1965 – 1967
For its round shape with an elongated rectangle, the emblem of those years was nicknamed “medallion” among the people. It was informative and served as an advertisement rather than a trademark. There was a lot of textual information on it. In the middle, on a horizontal rectangle, it said: “Wal-Mart” (in upper case) and “Discount City” (in lower case). In addition, there were a couple of other words: “Everything for less” and “Satisfaction guaranteed,” placed in opposite parts. The circle and the rectangle crossing it were edged with two stripes – white and black.
1967 – 1968
The store introduced custom branding that same year, as the previous one was a repeat spied on by Ann & Hope. It was primitive and consisted of a name, each letter of which was in a separate rectangle. True, there was more white in this version, while in the previous logo, it was the other way around. All characters in the word “Wal-Mart” except for the hyphen were placed in vertical geometric shapes. Its designers have made it black and wide.
1968 – 1970
The logo designers have kept the previous version, just tweaking it. They replaced the high letters with low ones, accordingly turning the rectangles into squares. The hyphen also got a separate frame.
1970 – 1975
The designers used the 1967-1968 emblem by changing the ratio of black and white. Light letters on a dark background, surrounded by rectangular frames, looked impressive and catchy.
1975 – 1977
The retail chain has radically changed the logo, choosing a western-style font. Each letter had wide serifs that resembled curly rectangles. And on the legs, there were spike-like protrusions. They were tiny. The hyphen was placed diagonally in a wavy shape.
1977 – 1981
There were only three differences between the previous and the new logo:
- A clearer shape of curly serifs.
- Dark gray instead of black.
- The thickened hyphen.
1981 – 1992
The Walmart logo is now brown. The designers also redesigned the typeface, using plain, sans-serif printable characters. There was still a hyphen between Wall and Mart, but it was next to the letters this time.
1992 – 2008
In 1992, the developers replaced the hyphen with a five-pointed star and used the brown space for blue. The inscription, as before, was in upper case. Moreover, this version of the trade network emblem is still found on branded trucks.
2008 – today
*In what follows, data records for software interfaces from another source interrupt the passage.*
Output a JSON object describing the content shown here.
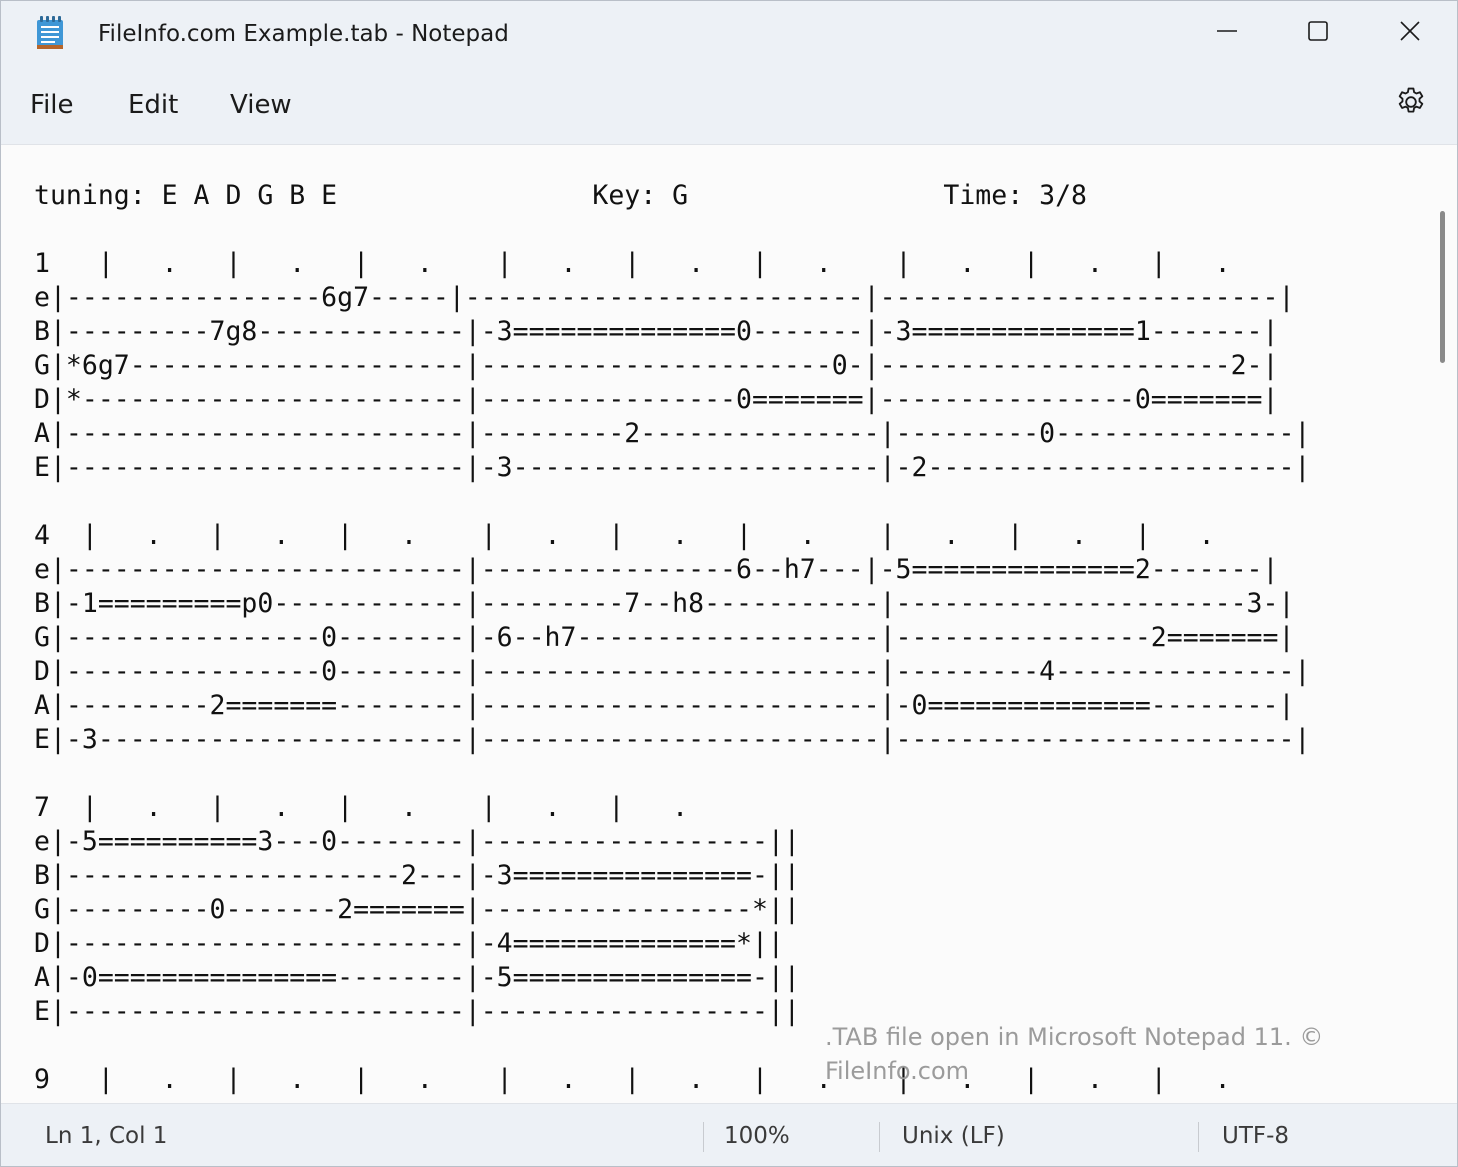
{
  "window": {
    "title": "FileInfo.com Example.tab - Notepad",
    "minimize_icon": "minimize-icon",
    "maximize_icon": "maximize-icon",
    "close_icon": "close-icon"
  },
  "menu": {
    "items": [
      {
        "label": "File"
      },
      {
        "label": "Edit"
      },
      {
        "label": "View"
      }
    ],
    "settings_icon": "gear-icon"
  },
  "editor": {
    "lines": [
      "tuning: E A D G B E                Key: G                Time: 3/8",
      "",
      "1   |   .   |   .   |   .    |   .   |   .   |   .    |   .   |   .   |   .",
      "e|----------------6g7-----|-------------------------|-------------------------|",
      "B|---------7g8-------------|-3==============0-------|-3==============1-------|",
      "G|*6g7---------------------|----------------------0-|----------------------2-|",
      "D|*------------------------|----------------0=======|----------------0=======|",
      "A|-------------------------|---------2---------------|---------0---------------|",
      "E|-------------------------|-3-----------------------|-2-----------------------|",
      "",
      "4  |   .   |   .   |   .    |   .   |   .   |   .    |   .   |   .   |   .",
      "e|-------------------------|----------------6--h7---|-5==============2-------|",
      "B|-1=========p0------------|---------7--h8-----------|----------------------3-|",
      "G|----------------0--------|-6--h7-------------------|----------------2=======|",
      "D|----------------0--------|-------------------------|---------4---------------|",
      "A|---------2=======--------|-------------------------|-0==============--------|",
      "E|-3-----------------------|-------------------------|-------------------------|",
      "",
      "7  |   .   |   .   |   .    |   .   |   .",
      "e|-5==========3---0--------|------------------||",
      "B|---------------------2---|-3===============-||",
      "G|---------0-------2=======|-----------------*||",
      "D|-------------------------|-4==============*||",
      "A|-0===============--------|-5===============-||",
      "E|-------------------------|------------------||",
      "",
      "9   |   .   |   .   |   .    |   .   |   .   |   .    |   .   |   .   |   ."
    ],
    "watermark": ".TAB file open in Microsoft Notepad 11. © FileInfo.com"
  },
  "status": {
    "position": "Ln 1, Col 1",
    "zoom": "100%",
    "line_ending": "Unix (LF)",
    "encoding": "UTF-8"
  },
  "colors": {
    "chrome": "#edf1f6",
    "editor_bg": "#fbfbfb",
    "text": "#111111",
    "watermark": "#9b9b9b"
  }
}
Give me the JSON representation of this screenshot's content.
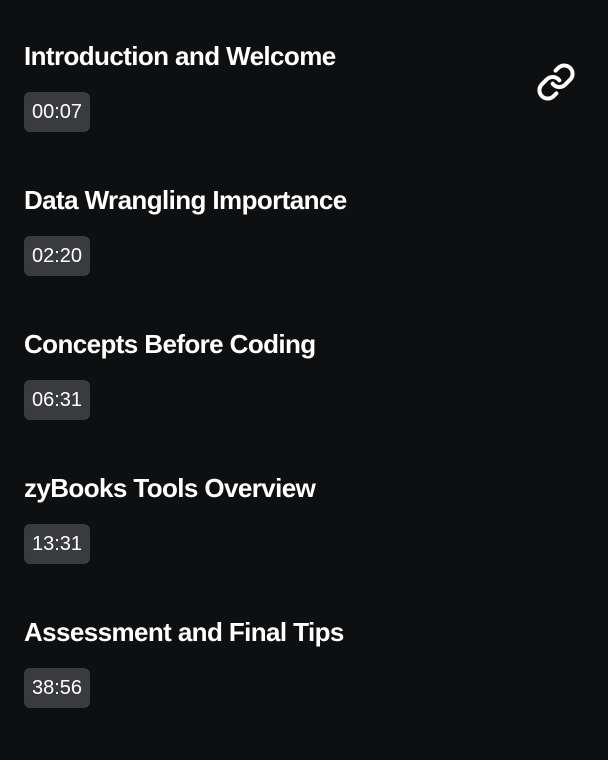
{
  "chapters": [
    {
      "title": "Introduction and Welcome",
      "timestamp": "00:07"
    },
    {
      "title": "Data Wrangling Importance",
      "timestamp": "02:20"
    },
    {
      "title": "Concepts Before Coding",
      "timestamp": "06:31"
    },
    {
      "title": "zyBooks Tools Overview",
      "timestamp": "13:31"
    },
    {
      "title": "Assessment and Final Tips",
      "timestamp": "38:56"
    }
  ],
  "icons": {
    "copy_link": "link-icon"
  },
  "colors": {
    "background": "#0e0f11",
    "badge_background": "#3a3b3e",
    "text": "#ffffff"
  }
}
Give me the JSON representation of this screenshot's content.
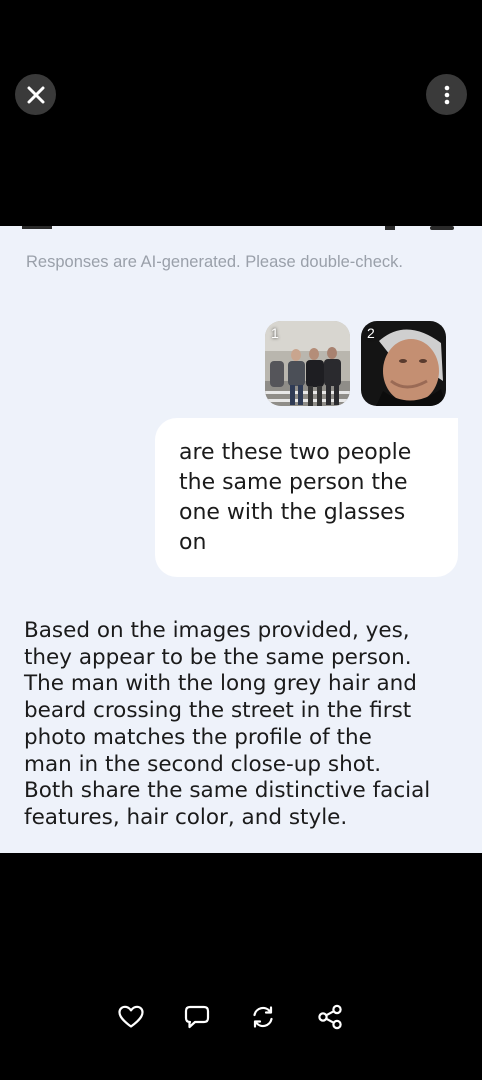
{
  "disclaimer": "Responses are AI-generated. Please double-check.",
  "attachments": [
    {
      "index": "1",
      "alt": "Street photo of men crossing"
    },
    {
      "index": "2",
      "alt": "Close-up portrait"
    }
  ],
  "user_message": "are these two people\nthe same person the\none with the glasses\non",
  "assistant_message": "Based on the images provided, yes,\nthey appear to be the same person.\nThe man with the long grey hair and\nbeard crossing the street in the first\nphoto matches the profile of the\nman in the second close-up shot.\nBoth share the same distinctive facial\nfeatures, hair color, and style.",
  "icons": {
    "close": "close-icon",
    "more": "more-vertical-icon",
    "like": "heart-icon",
    "comment": "comment-icon",
    "regenerate": "refresh-icon",
    "share": "share-icon"
  },
  "colors": {
    "background": "#000000",
    "panel": "#eef2fa",
    "bubble": "#ffffff",
    "disclaimer": "#9aa0aa"
  }
}
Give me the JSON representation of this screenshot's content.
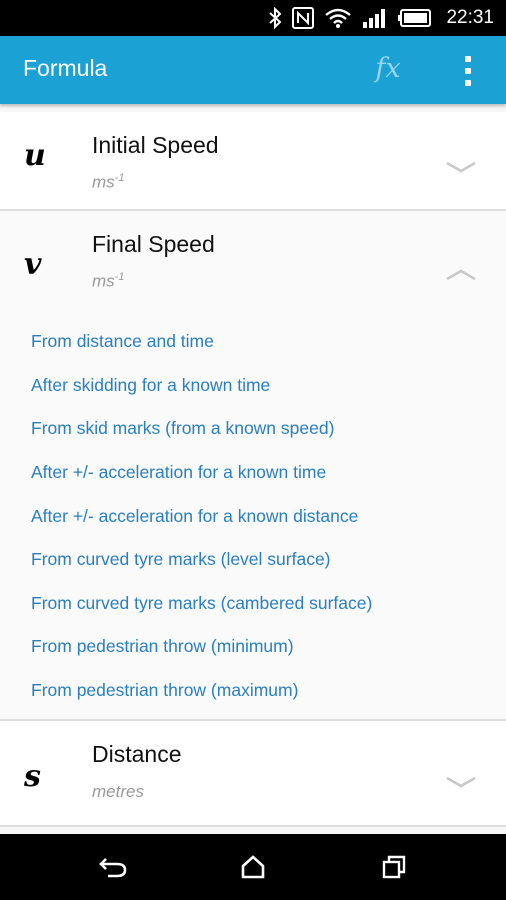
{
  "status_bar": {
    "time": "22:31",
    "icons": [
      "bluetooth-icon",
      "nfc-icon",
      "wifi-icon",
      "signal-icon",
      "battery-icon"
    ]
  },
  "app_bar": {
    "title": "Formula",
    "fx_icon": "fx",
    "menu_icon": "overflow-menu-icon"
  },
  "variables": [
    {
      "symbol": "u",
      "name": "Initial Speed",
      "unit": "ms",
      "unit_exp": "-1",
      "expanded": false
    },
    {
      "symbol": "v",
      "name": "Final Speed",
      "unit": "ms",
      "unit_exp": "-1",
      "expanded": true,
      "formulas": [
        "From distance and time",
        "After skidding for a known time",
        "From skid marks (from a known speed)",
        "After +/- acceleration for a known time",
        "After +/- acceleration for a known distance",
        "From curved tyre marks (level surface)",
        "From curved tyre marks (cambered surface)",
        "From pedestrian throw (minimum)",
        "From pedestrian throw (maximum)"
      ]
    },
    {
      "symbol": "s",
      "name": "Distance",
      "unit": "metres",
      "unit_exp": "",
      "expanded": false
    }
  ],
  "nav_bar": {
    "buttons": [
      "back-icon",
      "home-icon",
      "recent-apps-icon"
    ]
  },
  "colors": {
    "app_bar": "#1ba1d4",
    "link": "#2a7fbf",
    "unit": "#9a9a9a"
  }
}
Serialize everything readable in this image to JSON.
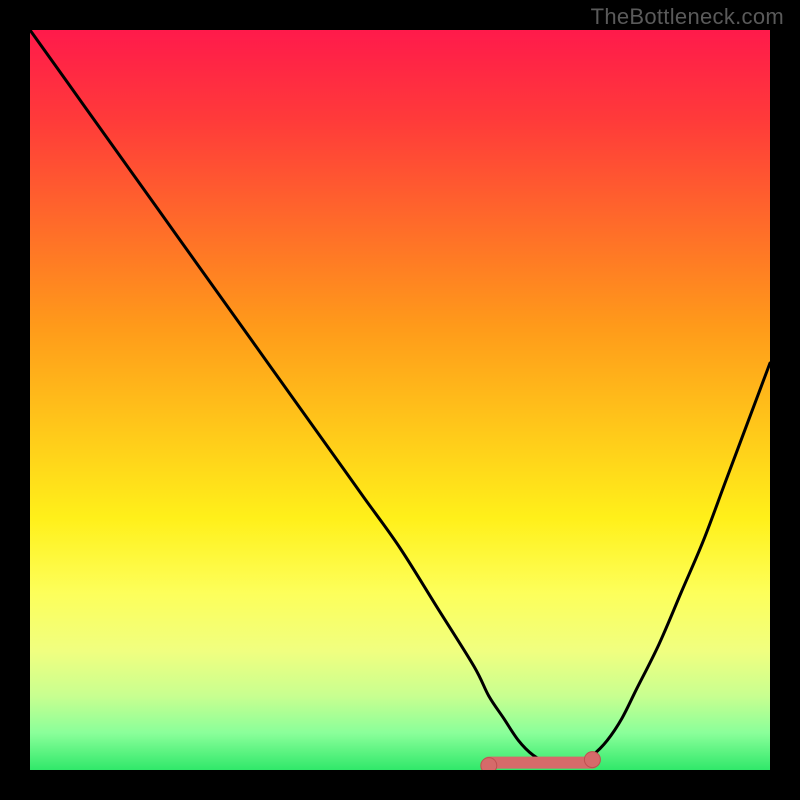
{
  "watermark": "TheBottleneck.com",
  "colors": {
    "background": "#000000",
    "curve": "#000000",
    "marker_fill": "#d66a6a",
    "marker_stroke": "#c05050",
    "watermark": "#5a5a5a",
    "gradient_stops": [
      "#ff1a4b",
      "#ff3a3a",
      "#ff6a2a",
      "#ff9a1a",
      "#ffc81a",
      "#fff01a",
      "#fdff5a",
      "#f0ff80",
      "#c8ff90",
      "#8aff9a",
      "#30e86a"
    ]
  },
  "chart_data": {
    "type": "line",
    "title": "",
    "xlabel": "",
    "ylabel": "",
    "xlim": [
      0,
      100
    ],
    "ylim": [
      0,
      100
    ],
    "x": [
      0,
      5,
      10,
      15,
      20,
      25,
      30,
      35,
      40,
      45,
      50,
      55,
      60,
      62,
      64,
      66,
      68,
      70,
      72,
      74,
      76,
      78,
      80,
      82,
      85,
      88,
      91,
      94,
      97,
      100
    ],
    "values": [
      100,
      93,
      86,
      79,
      72,
      65,
      58,
      51,
      44,
      37,
      30,
      22,
      14,
      10,
      7,
      4,
      2,
      1,
      1,
      1,
      2,
      4,
      7,
      11,
      17,
      24,
      31,
      39,
      47,
      55
    ],
    "highlight_segment": {
      "x_start": 62,
      "x_end": 76,
      "y_level": 1
    }
  }
}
The yellow sparkle and blue color of the logo were approved in 2007 – along with the slogan. Even though the redesign took place a year earlier, the new attributes were officially approved only in 2008. The authors removed the separator from the store name and placed six circular dashes on the right side, behind the word “Walmart.” Now there is only one capital letter left in the name – “W.”
Font and Colors of the Emblem
The branding of the international trade network has undergone very significant changes. The only thing she retained was restraint. There are no bright colors and an abundance of details in it. On the sign, as well as on the logo, only the name was always present. At first, it was black and white, and then it became colorful. The fanciful symbols are replaced by the most simple and understandable letters.
This brand has used several types of typefaces in its logo. Moreover, she paid great attention to them because the logo served as an entrance sign. Early versions were dominated by a font reminiscent of Couplet CF Bold by Connary Fagen Type Design. Then another was introduced – with individually designed symbols in the Old English style. The modern logo uses the Myriad Pro-Bold typeface by Carol Twombly and Robert Slimbach for Adobe Systems. It’s a simple, bold sans serif with the W, a, and t slightly tweaked.
The brand range now consists of blue (lettering) and yellow (sun-shaped icon). Previously, it was black and white and red, dark gray, purple, and brown.